§ What the exercise asks:
Below are records; give the number of their lines that hold the word "JSON", and write nothing more.

§ Given data:

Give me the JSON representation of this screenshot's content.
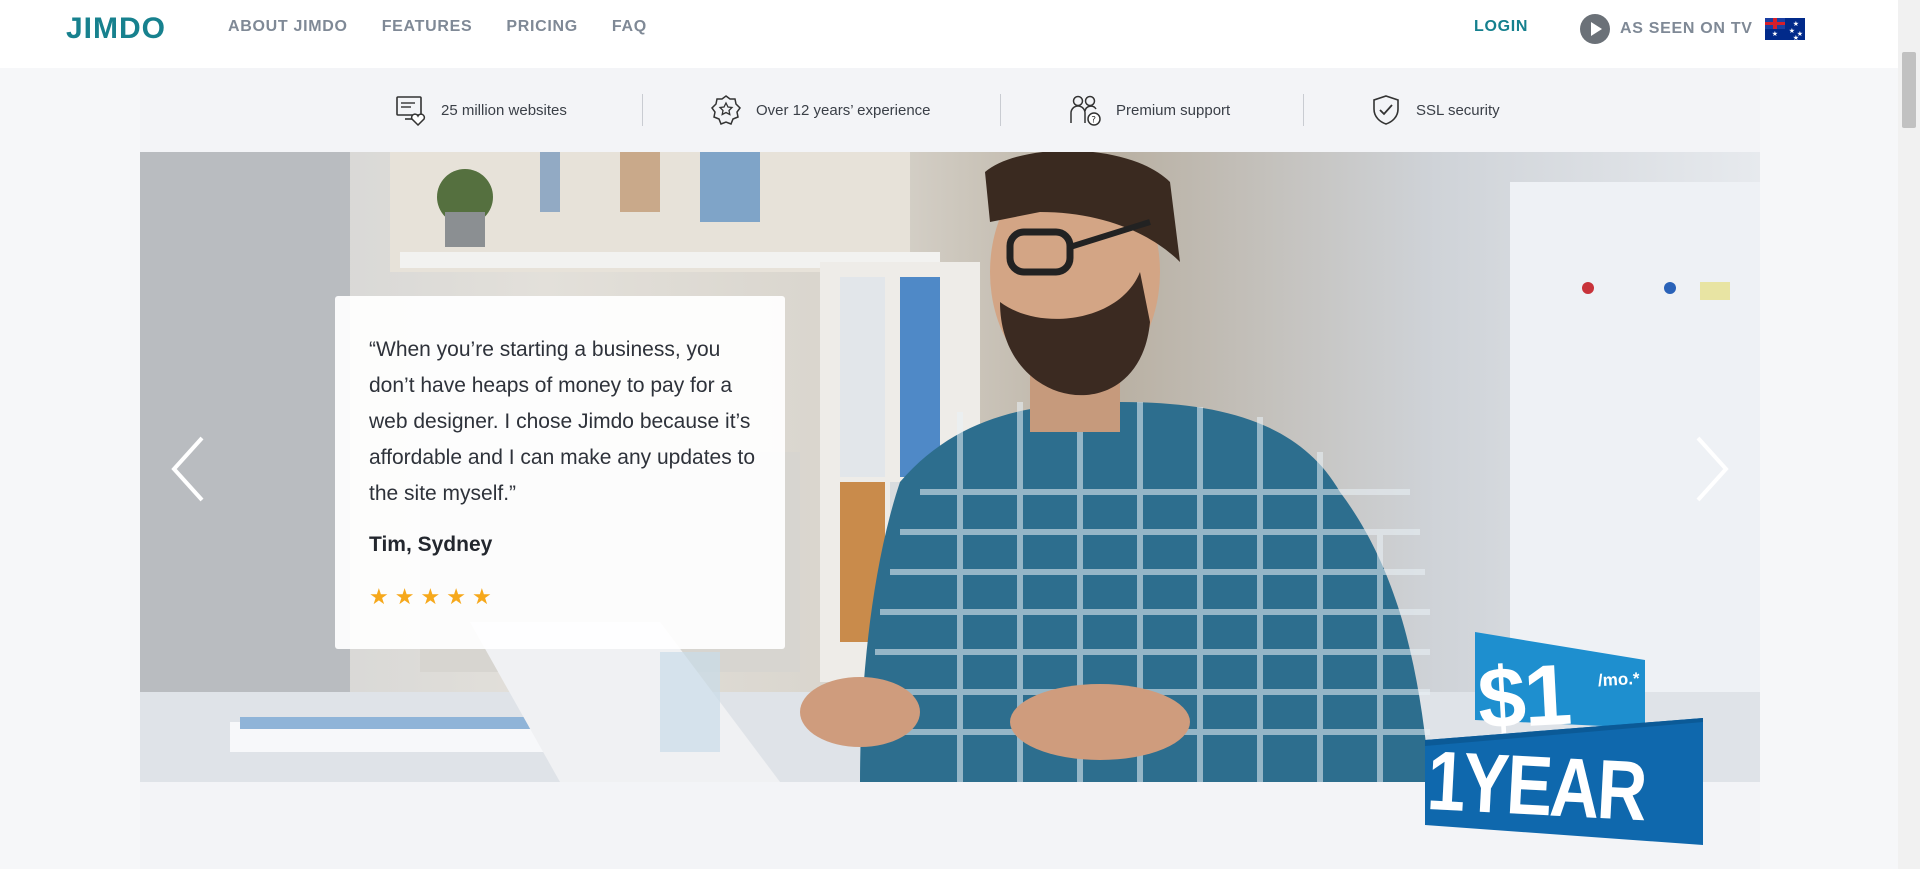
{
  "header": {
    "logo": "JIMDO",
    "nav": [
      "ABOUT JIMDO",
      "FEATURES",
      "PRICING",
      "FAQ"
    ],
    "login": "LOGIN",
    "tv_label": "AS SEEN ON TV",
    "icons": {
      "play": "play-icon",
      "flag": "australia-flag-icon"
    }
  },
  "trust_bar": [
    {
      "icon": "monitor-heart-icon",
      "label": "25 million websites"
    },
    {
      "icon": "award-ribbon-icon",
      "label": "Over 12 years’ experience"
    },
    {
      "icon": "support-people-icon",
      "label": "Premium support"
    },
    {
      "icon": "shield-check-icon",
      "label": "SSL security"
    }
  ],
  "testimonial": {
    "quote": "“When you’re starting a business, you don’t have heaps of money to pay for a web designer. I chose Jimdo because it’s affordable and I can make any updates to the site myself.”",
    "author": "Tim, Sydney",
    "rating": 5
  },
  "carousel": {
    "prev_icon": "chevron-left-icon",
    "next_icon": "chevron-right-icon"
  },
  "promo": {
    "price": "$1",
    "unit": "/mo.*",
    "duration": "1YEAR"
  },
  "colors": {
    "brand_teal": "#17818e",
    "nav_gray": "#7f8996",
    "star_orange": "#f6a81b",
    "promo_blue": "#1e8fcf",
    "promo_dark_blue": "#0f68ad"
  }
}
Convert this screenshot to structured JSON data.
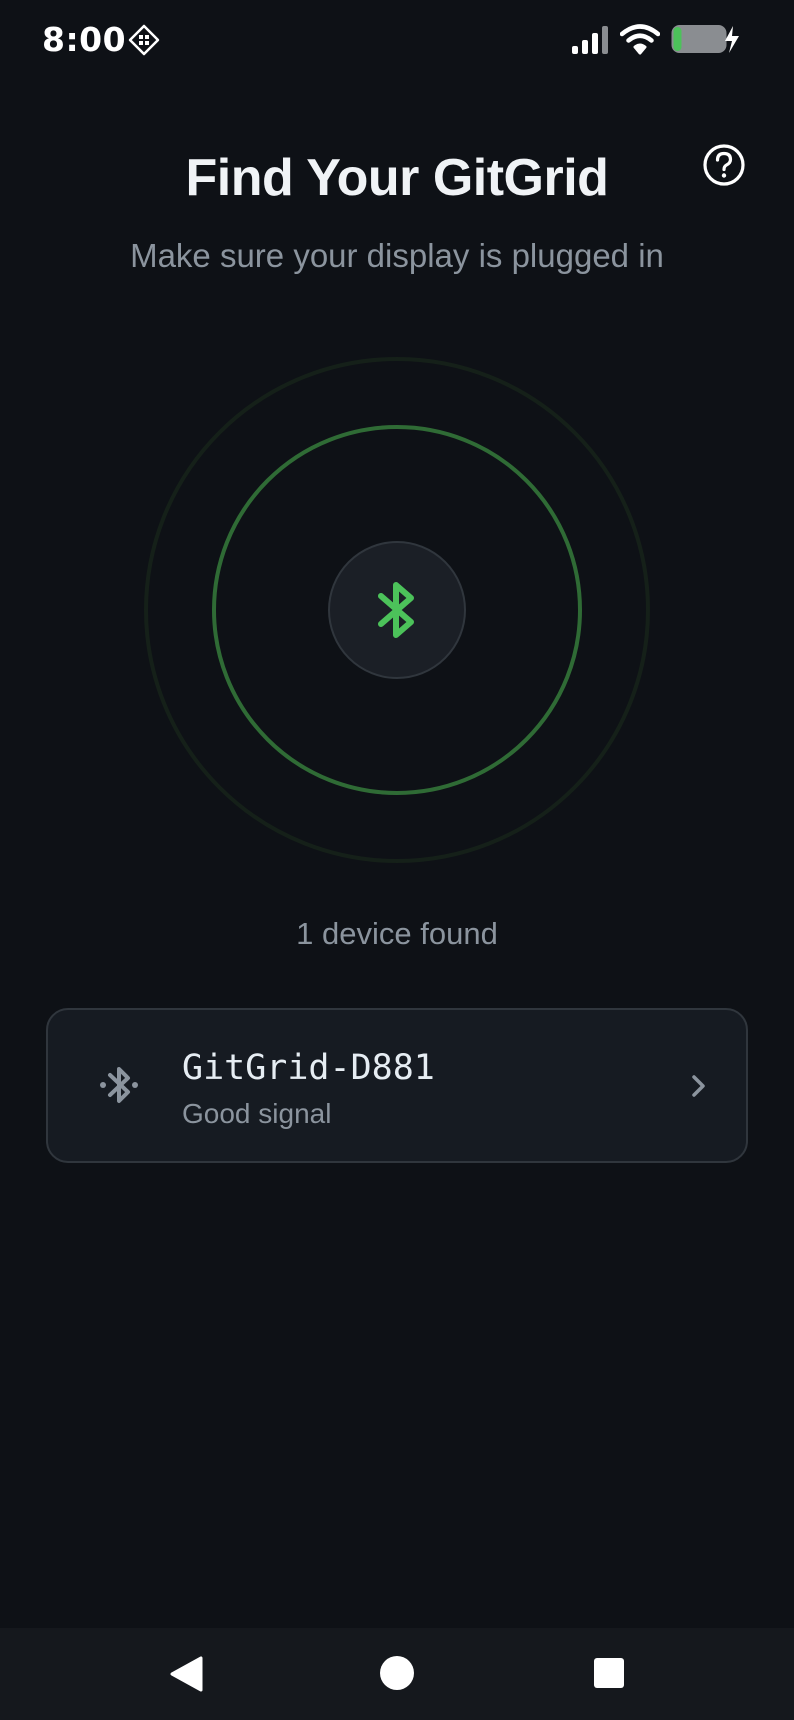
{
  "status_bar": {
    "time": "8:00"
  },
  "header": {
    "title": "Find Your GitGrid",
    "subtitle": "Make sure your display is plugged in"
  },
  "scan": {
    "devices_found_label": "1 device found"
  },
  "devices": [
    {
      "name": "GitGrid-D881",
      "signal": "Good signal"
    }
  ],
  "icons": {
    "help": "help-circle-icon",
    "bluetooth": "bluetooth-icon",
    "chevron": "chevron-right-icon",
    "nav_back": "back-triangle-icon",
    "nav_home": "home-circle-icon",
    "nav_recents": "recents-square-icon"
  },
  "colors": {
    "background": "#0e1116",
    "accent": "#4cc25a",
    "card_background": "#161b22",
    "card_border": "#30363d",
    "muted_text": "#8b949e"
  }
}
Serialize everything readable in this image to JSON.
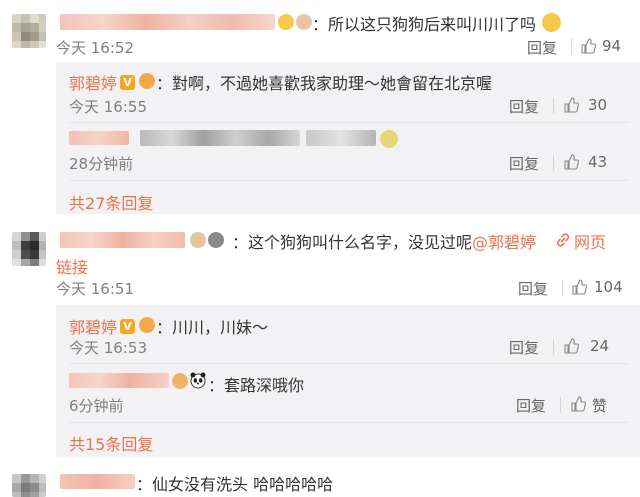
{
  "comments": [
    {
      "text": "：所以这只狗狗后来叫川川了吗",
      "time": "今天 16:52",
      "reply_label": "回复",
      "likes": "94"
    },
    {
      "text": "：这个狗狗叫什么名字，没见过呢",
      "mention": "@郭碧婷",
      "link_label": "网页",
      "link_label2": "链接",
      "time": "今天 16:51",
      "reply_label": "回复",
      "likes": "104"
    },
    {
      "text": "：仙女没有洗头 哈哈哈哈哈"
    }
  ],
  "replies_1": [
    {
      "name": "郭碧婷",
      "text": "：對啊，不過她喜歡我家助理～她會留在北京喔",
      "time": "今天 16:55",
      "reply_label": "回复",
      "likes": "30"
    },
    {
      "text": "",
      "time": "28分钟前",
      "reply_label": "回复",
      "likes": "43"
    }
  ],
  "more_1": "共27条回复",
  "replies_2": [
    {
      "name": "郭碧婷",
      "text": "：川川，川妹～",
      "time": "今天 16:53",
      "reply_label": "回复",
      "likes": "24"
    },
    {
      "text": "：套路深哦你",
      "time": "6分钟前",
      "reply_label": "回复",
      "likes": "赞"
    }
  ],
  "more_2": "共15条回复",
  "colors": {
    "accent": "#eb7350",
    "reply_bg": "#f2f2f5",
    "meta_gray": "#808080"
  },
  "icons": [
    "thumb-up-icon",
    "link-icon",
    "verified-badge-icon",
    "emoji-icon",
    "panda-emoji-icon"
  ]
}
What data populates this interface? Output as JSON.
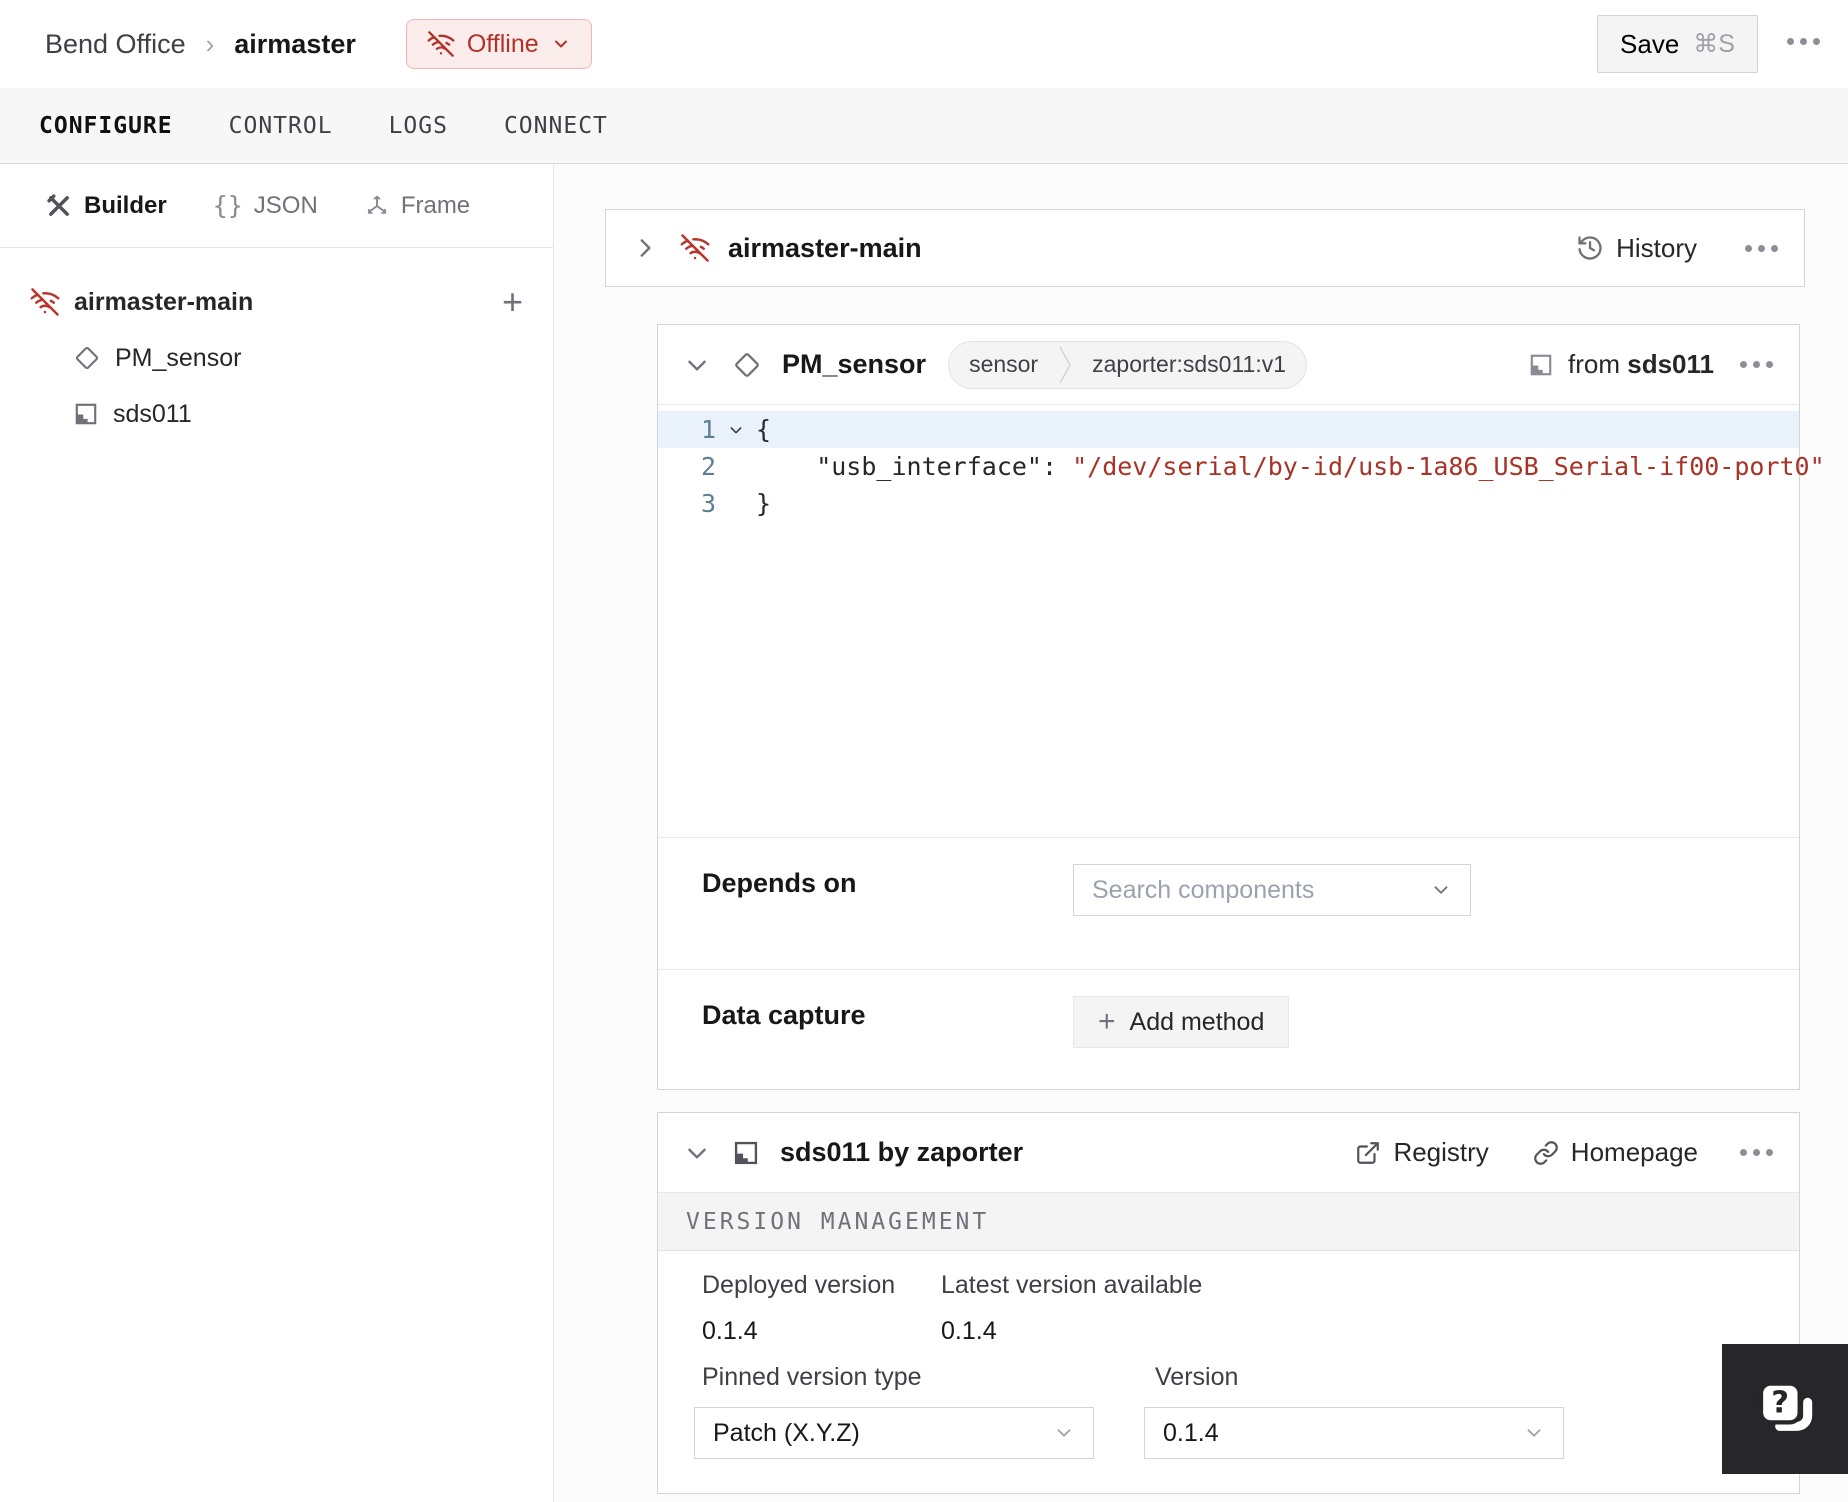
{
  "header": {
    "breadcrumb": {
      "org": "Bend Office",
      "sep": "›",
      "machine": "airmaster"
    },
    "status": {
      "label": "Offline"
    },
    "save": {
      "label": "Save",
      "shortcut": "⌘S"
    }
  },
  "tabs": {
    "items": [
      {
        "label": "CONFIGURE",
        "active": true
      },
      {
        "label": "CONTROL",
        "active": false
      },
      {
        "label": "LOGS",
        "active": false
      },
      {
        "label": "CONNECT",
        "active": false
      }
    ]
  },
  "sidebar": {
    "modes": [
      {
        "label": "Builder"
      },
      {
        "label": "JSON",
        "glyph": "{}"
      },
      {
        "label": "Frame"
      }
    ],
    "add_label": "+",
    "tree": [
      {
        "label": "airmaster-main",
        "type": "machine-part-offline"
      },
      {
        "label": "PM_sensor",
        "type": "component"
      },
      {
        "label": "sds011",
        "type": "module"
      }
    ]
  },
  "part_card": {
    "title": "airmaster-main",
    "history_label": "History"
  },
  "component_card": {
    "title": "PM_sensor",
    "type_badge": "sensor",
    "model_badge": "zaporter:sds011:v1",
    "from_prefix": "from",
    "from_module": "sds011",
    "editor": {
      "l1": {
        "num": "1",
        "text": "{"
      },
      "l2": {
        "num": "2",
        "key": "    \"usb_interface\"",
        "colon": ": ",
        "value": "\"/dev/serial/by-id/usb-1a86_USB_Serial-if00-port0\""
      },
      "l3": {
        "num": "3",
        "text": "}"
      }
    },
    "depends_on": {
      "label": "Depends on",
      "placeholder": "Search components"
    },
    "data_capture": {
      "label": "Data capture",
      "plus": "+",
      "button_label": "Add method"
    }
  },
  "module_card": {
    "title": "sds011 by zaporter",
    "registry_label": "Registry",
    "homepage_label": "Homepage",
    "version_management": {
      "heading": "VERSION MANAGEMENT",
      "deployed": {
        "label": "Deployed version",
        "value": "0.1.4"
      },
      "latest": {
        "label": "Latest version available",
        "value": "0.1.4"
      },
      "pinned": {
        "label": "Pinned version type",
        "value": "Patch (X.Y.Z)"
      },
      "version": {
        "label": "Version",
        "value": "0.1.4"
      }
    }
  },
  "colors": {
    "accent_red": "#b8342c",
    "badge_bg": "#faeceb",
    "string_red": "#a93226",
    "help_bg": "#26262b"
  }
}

§ Response to this task:
5